Nick and I had a babysitter lined up for Saturday night. We were going to have a nice dinner out and then maybe meet up with some friends. We were in need of a date night—we’ve both been working a ton and haven’t had much QT lately—and I was looking forward to taking a break from all the cooking (I’m doing a lot of food testing/writing right now). But at around 3 p.m., in the midst of a great, summer day with the kids (including sharks vs. mermaids in my aunt’s pool), we both started doing the “Do you really want to go out?” dance. We often do this dance because we’re both kind of homebodies and as much as we do like to go out to eat and socialize, we also really like being home. And we love to cook and eat our own food, which, not to toot my own horn, is often as good or better than the stuff we get in restaurants. And, yes, we discussed the fact that it would have cost nearly $200 to go out (dinner + wine + after-dinner drinks + babysitter) so there was that, too.

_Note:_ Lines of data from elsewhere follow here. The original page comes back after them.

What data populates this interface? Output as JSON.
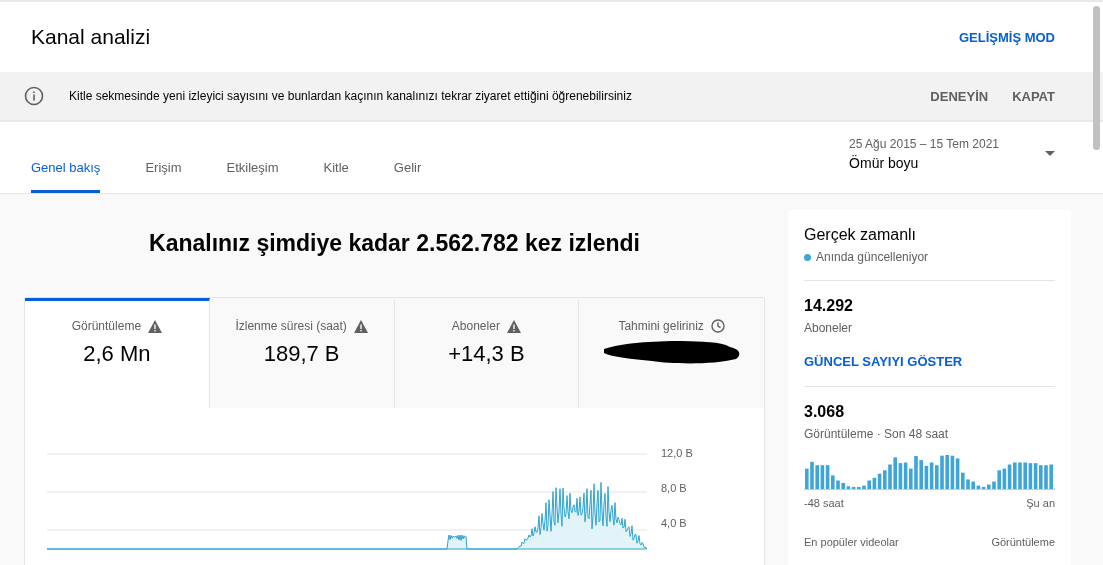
{
  "header": {
    "title": "Kanal analizi",
    "advanced_mode": "GELİŞMİŞ MOD"
  },
  "banner": {
    "message": "Kitle sekmesinde yeni izleyici sayısını ve bunlardan kaçının kanalınızı tekrar ziyaret ettiğini öğrenebilirsiniz",
    "actions": [
      "DENEYİN",
      "KAPAT"
    ]
  },
  "tabs": [
    {
      "label": "Genel bakış",
      "selected": true
    },
    {
      "label": "Erişim",
      "selected": false
    },
    {
      "label": "Etkileşim",
      "selected": false
    },
    {
      "label": "Kitle",
      "selected": false
    },
    {
      "label": "Gelir",
      "selected": false
    }
  ],
  "date_range": {
    "range": "25 Ağu 2015 – 15 Tem 2021",
    "period": "Ömür boyu"
  },
  "headline": "Kanalınız şimdiye kadar 2.562.782 kez izlendi",
  "metrics": [
    {
      "label": "Görüntüleme",
      "value": "2,6 Mn",
      "kind": "warning",
      "selected": true
    },
    {
      "label": "İzlenme süresi (saat)",
      "value": "189,7 B",
      "kind": "warning",
      "selected": false
    },
    {
      "label": "Aboneler",
      "value": "+14,3 B",
      "kind": "warning",
      "selected": false
    },
    {
      "label": "Tahmini geliriniz",
      "kind": "redacted",
      "selected": false
    }
  ],
  "chart": {
    "y_tick_labels": [
      "12,0 B",
      "8,0 B",
      "4,0 B"
    ]
  },
  "realtime": {
    "title": "Gerçek zamanlı",
    "status": "Anında güncelleniyor",
    "subscribers": "14.292",
    "subscribers_label": "Aboneler",
    "show_count": "GÜNCEL SAYIYI GÖSTER",
    "views": "3.068",
    "views_label": "Görüntüleme · Son 48 saat",
    "axis_start": "-48 saat",
    "axis_end": "Şu an",
    "top_videos_label": "En popüler videolar",
    "top_videos_metric": "Görüntüleme"
  }
}
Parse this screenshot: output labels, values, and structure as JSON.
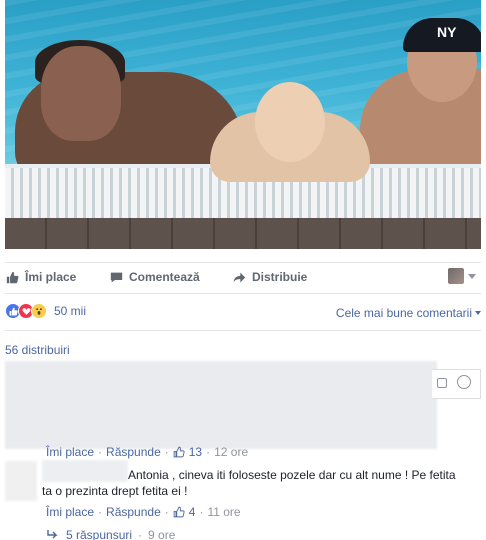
{
  "actions": {
    "like_label": "Îmi place",
    "comment_label": "Comentează",
    "share_label": "Distribuie"
  },
  "photo": {
    "cap_logo": "NY"
  },
  "reactions": {
    "count": "50 mii",
    "sort_label": "Cele mai bune comentarii"
  },
  "shares": {
    "label": "56 distribuiri"
  },
  "comments": [
    {
      "like_label": "Îmi place",
      "reply_label": "Răspunde",
      "likes": "13",
      "time": "12 ore"
    },
    {
      "text_line1": "Antonia , cineva iti foloseste pozele dar cu alt nume ! Pe fetita",
      "text_line2": "ta o prezinta drept fetita ei !",
      "like_label": "Îmi place",
      "reply_label": "Răspunde",
      "likes": "4",
      "time": "11 ore",
      "replies_label": "5 răspunsuri",
      "replies_time": "9 ore"
    }
  ],
  "colors": {
    "link": "#4b67a1",
    "muted": "#90949c",
    "action_text": "#616770"
  },
  "icons": {
    "like": "thumbs-up-icon",
    "comment": "speech-bubble-icon",
    "share": "share-arrow-icon",
    "camera": "camera-icon",
    "emoji": "smiley-icon",
    "reply": "reply-arrow-icon"
  }
}
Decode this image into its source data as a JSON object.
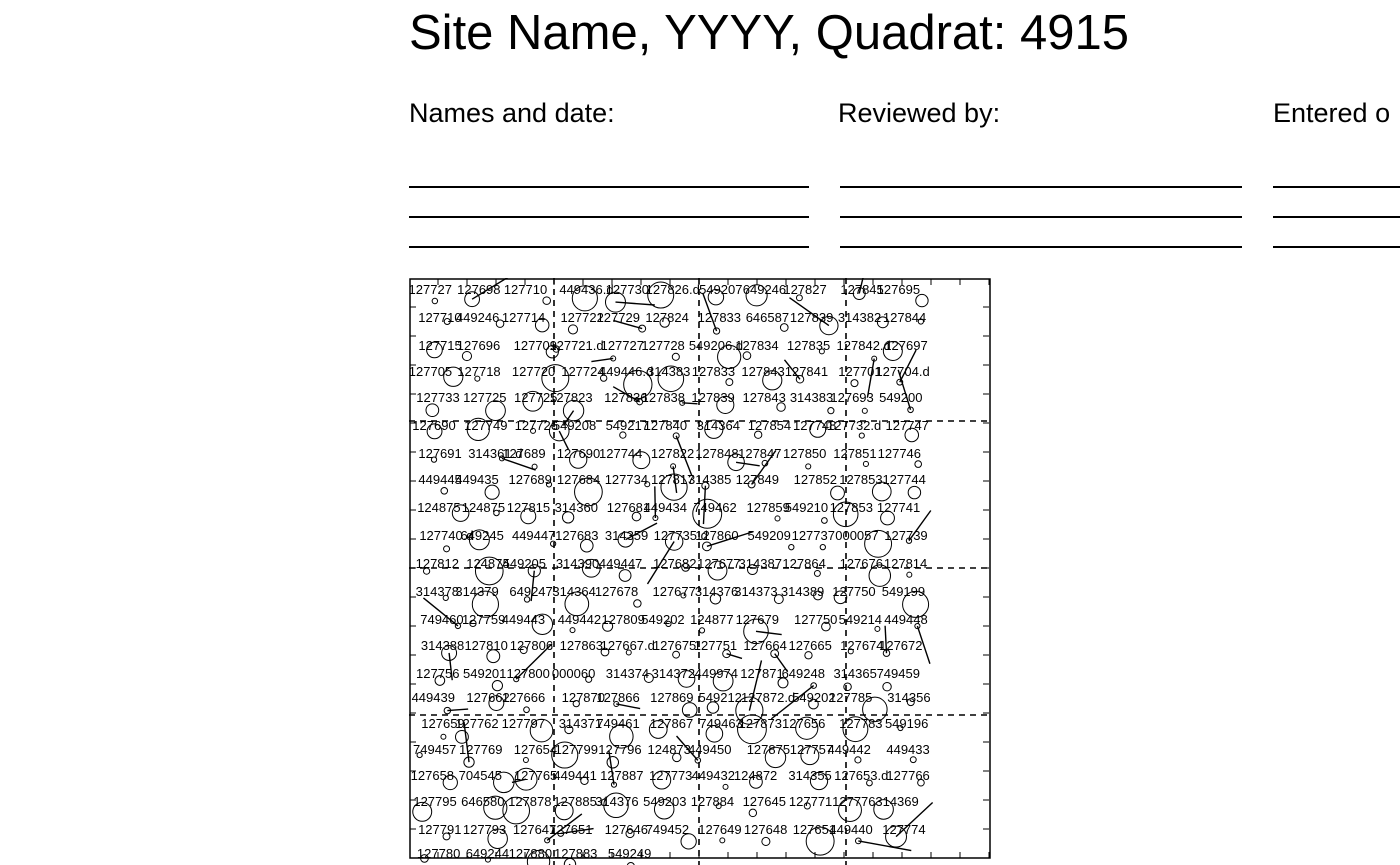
{
  "header": {
    "title": "Site Name, YYYY, Quadrat: 4915"
  },
  "signoff": {
    "names_label": "Names and date:",
    "reviewed_label": "Reviewed by:",
    "entered_label": "Entered o"
  },
  "map": {
    "stroke_color": "#000000",
    "grid": "dashed",
    "labels": [
      "127727",
      "127698",
      "127710",
      "449436.d",
      "127730",
      "127826.d",
      "549207",
      "649246",
      "127827",
      "127845",
      "127695",
      "127710",
      "449246",
      "127714",
      "127722",
      "127729",
      "127824",
      "127833",
      "646587",
      "127839",
      "314382",
      "127844",
      "127715",
      "127696",
      "127709",
      "127721.d",
      "127727",
      "127728",
      "549206.d",
      "127834",
      "127835",
      "127842.d",
      "127697",
      "127705",
      "127718",
      "127720",
      "127724",
      "449446.d",
      "314383",
      "127833",
      "127843",
      "127841",
      "127701",
      "127704.d",
      "127733",
      "127725",
      "127725",
      "127823",
      "127836",
      "127838",
      "127839",
      "127843",
      "314383",
      "127693",
      "549200",
      "127690",
      "127749",
      "127726",
      "549208",
      "549217",
      "127840",
      "314364",
      "127854",
      "127748",
      "127732.d",
      "127747",
      "127691",
      "314361.d",
      "127689",
      "127690",
      "127744",
      "127822",
      "127848",
      "127847",
      "127850",
      "127851",
      "127746",
      "449445",
      "449435",
      "127689",
      "127684",
      "127734",
      "127817",
      "314385",
      "127849",
      "127852",
      "127853",
      "127744",
      "124875",
      "124875",
      "127815",
      "314360",
      "127681",
      "449434",
      "749462",
      "127859",
      "549210",
      "127853",
      "127741",
      "127740.d",
      "649245",
      "449447",
      "127683",
      "314359",
      "127735.d",
      "127860",
      "549209",
      "127737",
      "000057",
      "127739",
      "127812",
      "124874",
      "549205",
      "314390",
      "449447",
      "127682",
      "127677",
      "314387",
      "127864",
      "127676",
      "127814",
      "314378",
      "314379",
      "649247",
      "314364",
      "127678",
      "127677",
      "314376",
      "314373",
      "314389",
      "127750",
      "549199",
      "749460",
      "127759",
      "449443",
      "449442",
      "127809",
      "549202",
      "124877",
      "127679",
      "127750",
      "549214",
      "449448",
      "314388",
      "127810",
      "127806",
      "127863",
      "127667.d",
      "127675",
      "127751",
      "127664",
      "127665",
      "127674",
      "127672",
      "127756",
      "549201",
      "127800",
      "000060",
      "314374",
      "314372",
      "449974",
      "127871",
      "649248",
      "314365",
      "749459",
      "449439",
      "127662",
      "127666",
      "127870",
      "127866",
      "127869",
      "549212",
      "127872.d",
      "549202",
      "127785",
      "314356",
      "127659",
      "127762",
      "127797",
      "314371",
      "749461",
      "127867",
      "749463",
      "127873",
      "127656",
      "127783",
      "549196",
      "749457",
      "127769",
      "127654",
      "127799",
      "127796",
      "124873",
      "449450",
      "127875",
      "127757",
      "449442",
      "449433",
      "127658",
      "704545",
      "127765",
      "449441",
      "127887",
      "127773",
      "449432",
      "124872",
      "314355",
      "127653.d",
      "127766",
      "127795",
      "646580",
      "127878",
      "127885.d",
      "314376",
      "549203",
      "127884",
      "127645",
      "127771",
      "127776",
      "314369",
      "127791",
      "127793",
      "127647",
      "127651",
      "127646",
      "749452",
      "127649",
      "127648",
      "127651",
      "449440",
      "127774",
      "127780",
      "649244",
      "127880",
      "127883",
      "549249"
    ]
  }
}
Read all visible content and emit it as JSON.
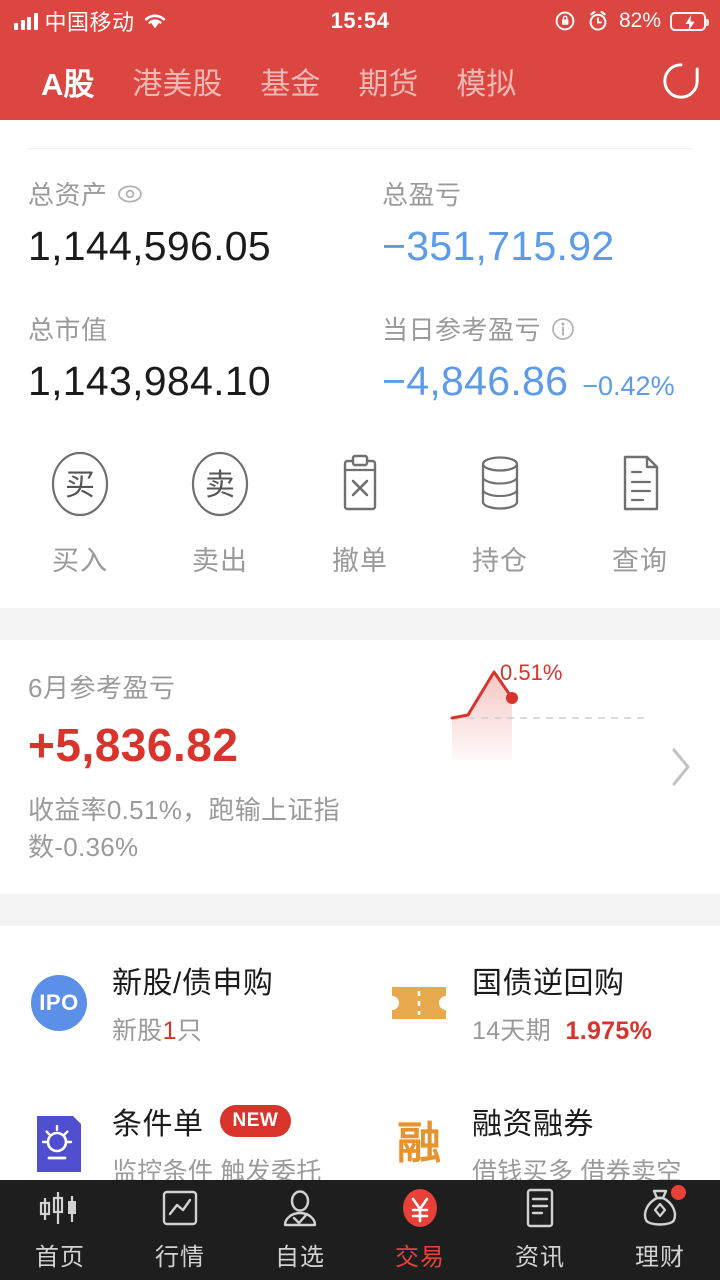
{
  "status_bar": {
    "carrier": "中国移动",
    "time": "15:54",
    "battery_percent": "82%",
    "icons": [
      "signal-icon",
      "wifi-icon",
      "rotation-lock-icon",
      "alarm-icon",
      "battery-charging-icon"
    ]
  },
  "top_nav": {
    "tabs": [
      {
        "label": "A股",
        "active": true
      },
      {
        "label": "港美股",
        "active": false
      },
      {
        "label": "基金",
        "active": false
      },
      {
        "label": "期货",
        "active": false
      },
      {
        "label": "模拟",
        "active": false
      }
    ],
    "refresh_icon": "refresh-icon",
    "background_color": "#DC4641"
  },
  "assets": {
    "total_assets_label": "总资产",
    "total_assets_value": "1,144,596.05",
    "total_pnl_label": "总盈亏",
    "total_pnl_value": "−351,715.92",
    "market_value_label": "总市值",
    "market_value_value": "1,143,984.10",
    "today_pnl_label": "当日参考盈亏",
    "today_pnl_value": "−4,846.86",
    "today_pnl_percent": "−0.42%",
    "loss_color": "#5B9BE8"
  },
  "actions": [
    {
      "label": "买入",
      "icon": "buy-circle-icon",
      "glyph": "买"
    },
    {
      "label": "卖出",
      "icon": "sell-circle-icon",
      "glyph": "卖"
    },
    {
      "label": "撤单",
      "icon": "cancel-order-clipboard-icon"
    },
    {
      "label": "持仓",
      "icon": "holdings-database-icon"
    },
    {
      "label": "查询",
      "icon": "query-document-icon"
    }
  ],
  "monthly_pnl": {
    "title": "6月参考盈亏",
    "amount": "+5,836.82",
    "subtitle": "收益率0.51%，跑输上证指数-0.36%",
    "spark_label": "0.51%",
    "profit_color": "#D9342B",
    "chevron_icon": "chevron-right-icon"
  },
  "chart_data": {
    "type": "line",
    "title": "6月参考盈亏",
    "series": [
      {
        "name": "收益率",
        "values": [
          0.02,
          0.05,
          0.72,
          0.51
        ]
      }
    ],
    "x": [
      0,
      1,
      2,
      3
    ],
    "annotations": [
      "0.51%"
    ],
    "ylabel": "",
    "xlabel": "",
    "grid": false,
    "baseline": 0,
    "line_color": "#D9342B",
    "fill": true,
    "marker_at": 3
  },
  "features": [
    {
      "title": "新股/债申购",
      "sub_prefix": "新股",
      "sub_highlight": "1",
      "sub_suffix": "只",
      "icon": "ipo-badge-icon",
      "icon_text": "IPO",
      "icon_color": "#5B8FE8"
    },
    {
      "title": "国债逆回购",
      "sub_prefix": "14天期",
      "rate": "1.975%",
      "icon": "bond-ticket-icon",
      "icon_color": "#E8A84E"
    },
    {
      "title": "条件单",
      "badge": "NEW",
      "sub": "监控条件 触发委托",
      "icon": "conditional-order-bulb-icon",
      "icon_color": "#4F4FD0"
    },
    {
      "title": "融资融券",
      "sub": "借钱买多 借券卖空",
      "icon": "margin-trading-icon",
      "icon_text": "融",
      "icon_color": "#E8922E"
    }
  ],
  "bottom_nav": [
    {
      "label": "首页",
      "icon": "candlestick-icon",
      "active": false,
      "badge": false
    },
    {
      "label": "行情",
      "icon": "market-chart-icon",
      "active": false,
      "badge": false
    },
    {
      "label": "自选",
      "icon": "watchlist-person-icon",
      "active": false,
      "badge": false
    },
    {
      "label": "交易",
      "icon": "trade-yuan-icon",
      "active": true,
      "badge": false
    },
    {
      "label": "资讯",
      "icon": "news-document-icon",
      "active": false,
      "badge": false
    },
    {
      "label": "理财",
      "icon": "wealth-moneybag-icon",
      "active": false,
      "badge": true
    }
  ]
}
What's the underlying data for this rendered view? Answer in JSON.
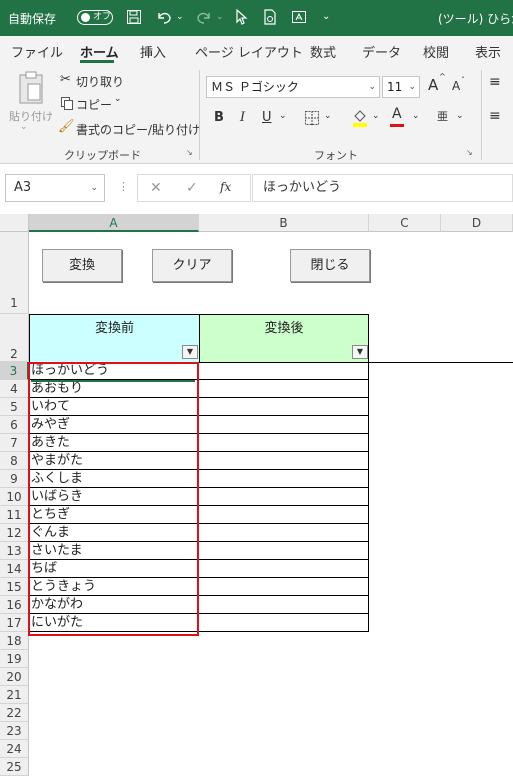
{
  "titlebar": {
    "autosave_label": "自動保存",
    "autosave_state": "オフ",
    "doc_title": "(ツール) ひらが",
    "icons": [
      "save-icon",
      "undo-icon",
      "redo-icon",
      "pointer-icon",
      "file-icon",
      "camera-icon",
      "customize-icon"
    ]
  },
  "tabs": [
    "ファイル",
    "ホーム",
    "挿入",
    "ページ レイアウト",
    "数式",
    "データ",
    "校閲",
    "表示"
  ],
  "ribbon": {
    "paste": "貼り付け",
    "cut": "切り取り",
    "copy": "コピー",
    "format_painter": "書式のコピー/貼り付け",
    "clipboard_group": "クリップボード",
    "font_name": "ＭＳ Ｐゴシック",
    "font_size": "11",
    "font_group": "フォント",
    "bold": "B",
    "italic": "I",
    "underline": "U",
    "grow": "A",
    "shrink": "A",
    "furigana": "亜",
    "fx": "fx",
    "accent_red": "#e0101a",
    "accent_yellow": "#ffff00"
  },
  "formula_bar": {
    "name_box": "A3",
    "formula": "ほっかいどう"
  },
  "sheet": {
    "columns": [
      "A",
      "B",
      "C",
      "D"
    ],
    "rows": [
      "1",
      "2",
      "3",
      "4",
      "5",
      "6",
      "7",
      "8",
      "9",
      "10",
      "11",
      "12",
      "13",
      "14",
      "15",
      "16",
      "17",
      "18",
      "19",
      "20",
      "21",
      "22",
      "23",
      "24",
      "25"
    ],
    "buttons": {
      "convert": "変換",
      "clear": "クリア",
      "close": "閉じる"
    },
    "header_before": "変換前",
    "header_after": "変換後",
    "header_before_color": "#ccffff",
    "header_after_color": "#ccffcc",
    "values": [
      "ほっかいどう",
      "あおもり",
      "いわて",
      "みやぎ",
      "あきた",
      "やまがた",
      "ふくしま",
      "いばらき",
      "とちぎ",
      "ぐんま",
      "さいたま",
      "ちば",
      "とうきょう",
      "かながわ",
      "にいがた"
    ]
  }
}
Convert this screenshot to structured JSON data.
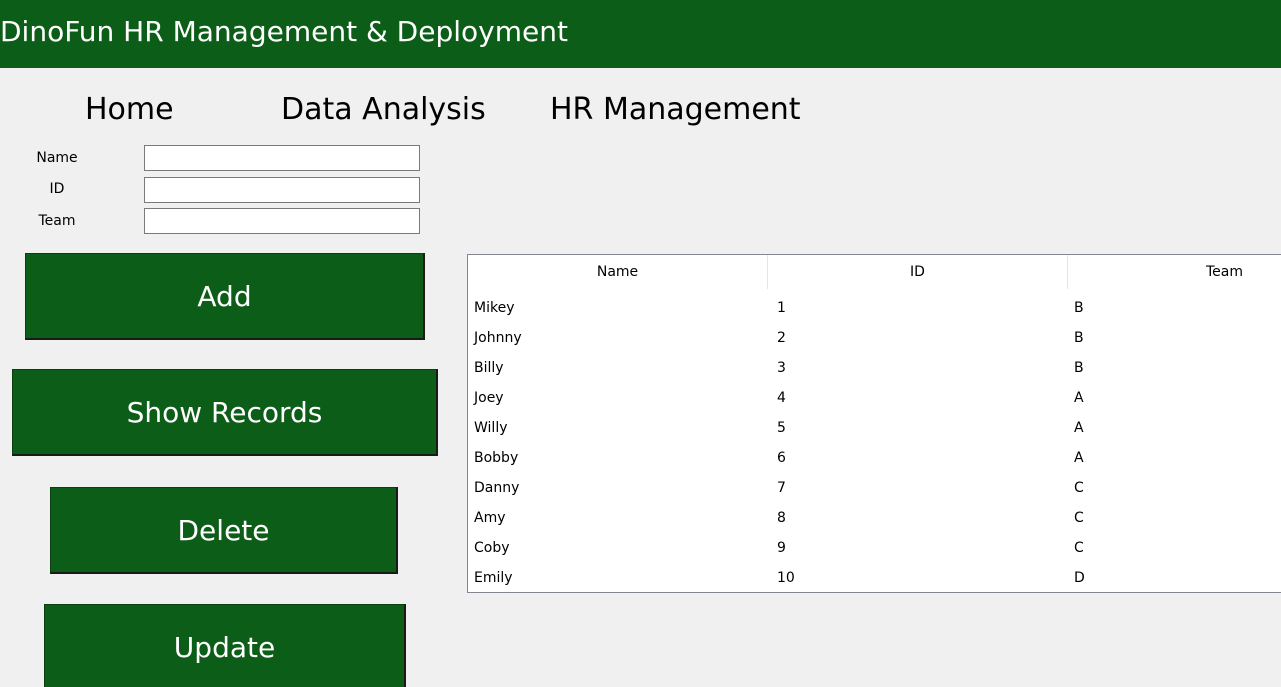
{
  "app": {
    "title": "DinoFun HR Management & Deployment"
  },
  "nav": {
    "home": "Home",
    "data_analysis": "Data Analysis",
    "hr_management": "HR Management"
  },
  "form": {
    "name_label": "Name",
    "id_label": "ID",
    "team_label": "Team",
    "name_value": "",
    "id_value": "",
    "team_value": ""
  },
  "buttons": {
    "add": "Add",
    "show_records": "Show Records",
    "delete": "Delete",
    "update": "Update"
  },
  "table": {
    "columns": [
      "Name",
      "ID",
      "Team"
    ],
    "rows": [
      [
        "Mikey",
        "1",
        "B"
      ],
      [
        "Johnny",
        "2",
        "B"
      ],
      [
        "Billy",
        "3",
        "B"
      ],
      [
        "Joey",
        "4",
        "A"
      ],
      [
        "Willy",
        "5",
        "A"
      ],
      [
        "Bobby",
        "6",
        "A"
      ],
      [
        "Danny",
        "7",
        "C"
      ],
      [
        "Amy",
        "8",
        "C"
      ],
      [
        "Coby",
        "9",
        "C"
      ],
      [
        "Emily",
        "10",
        "D"
      ]
    ]
  },
  "colors": {
    "brand_green": "#0b5d17",
    "background": "#f0f0f0"
  }
}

Summer is (un)officially here!


We cancelled on our babysitter, who was thrilled to not have to work (I made sure she wasn’t going to feel slighted). We planted flowers and tossed baseballs to Alex and watched him run through the sprinklers nonstop—and then “accidentally” shoot Nick with the hose about 10 times while watering my plants (after which he’d say, “But dad, I did it on purpose!”—he’s a little confused). For the first time in a long time, I didn’t have an agenda, I wasn’t multitasking, I was just there, enjoying my kids. We were in the backyard until dusk and then gave the kids a bath (their first one together, a success!) and put them to bed. It was 9:30 by the time we started eating our own dinner but we didn’t care. We sat outside on our patio with little candles on the table—next to both kids’ monitors—and ate delicious marinated skirt steak with polenta/goat cheese/tomato stacks and drank red wine.

We stayed out there chatting until midnight. That is SUPER late for us. We mostly talked about our relationship and why, despite our issues, we always manage to work things out (we need to do this from time to time, a pat on the back, a reminder of why we owe it to each other to be good partners). We talked about who we were when we first started dating versus who we are now and remembered what drew us to each other back in college--we met senior year--when we seemed so different. The consensus: We wanted the same things in life. We wanted this. To want nothing more than to stay home with each other, with our family, on a Saturday night. The truth is, it’s not a great stretch from Saturday nights 10 years ago. We liked to go out and party, don’t get me wrong, but we were both more than happy to head home—or to stay home to begin with.

It’s strange to have those moments when you realize you’re actually living the life you wanted. Especially when for so long, all we could talk about is what we would do when our real life started (there was something about living in NYC for us that felt so transient, so unreal, like we weren’t really living yet). And especially right now when we have young kids and life is moving at a million miles an hour and often days go by without us having a real conversation. I try to remind myself this as often as possible—that I am lucky, that I am blessed, that I should stop and smell the roses—but Saturday night I didn’t need to. It just happened and I reveled in it. We both did. It was the kind of day/night that we all really needed. The best part: Both kids slept till 7:30 and we didn’t have to get up once to put Nora’s pacifier back in her mouth. Sunday was more of the same. Needless to say, Monday hit us hard.

What was your Saturday night like? How different was it from Saturday nights when you first met your man? Do you have moments when it all clicks and you think, Damn, life is good? Of course I also have plenty of moments when I think, holy %@#*! what the $!&@! did I sign myself up for?! But that’s a different post for a different day….

Oh, and just so you don’t think I’m a stay-at-home every weekend, anti-social weirdo, Nick and I are going to a friend’s wedding on Saturday—sans kids—and I Can’t. Freaking. Wait.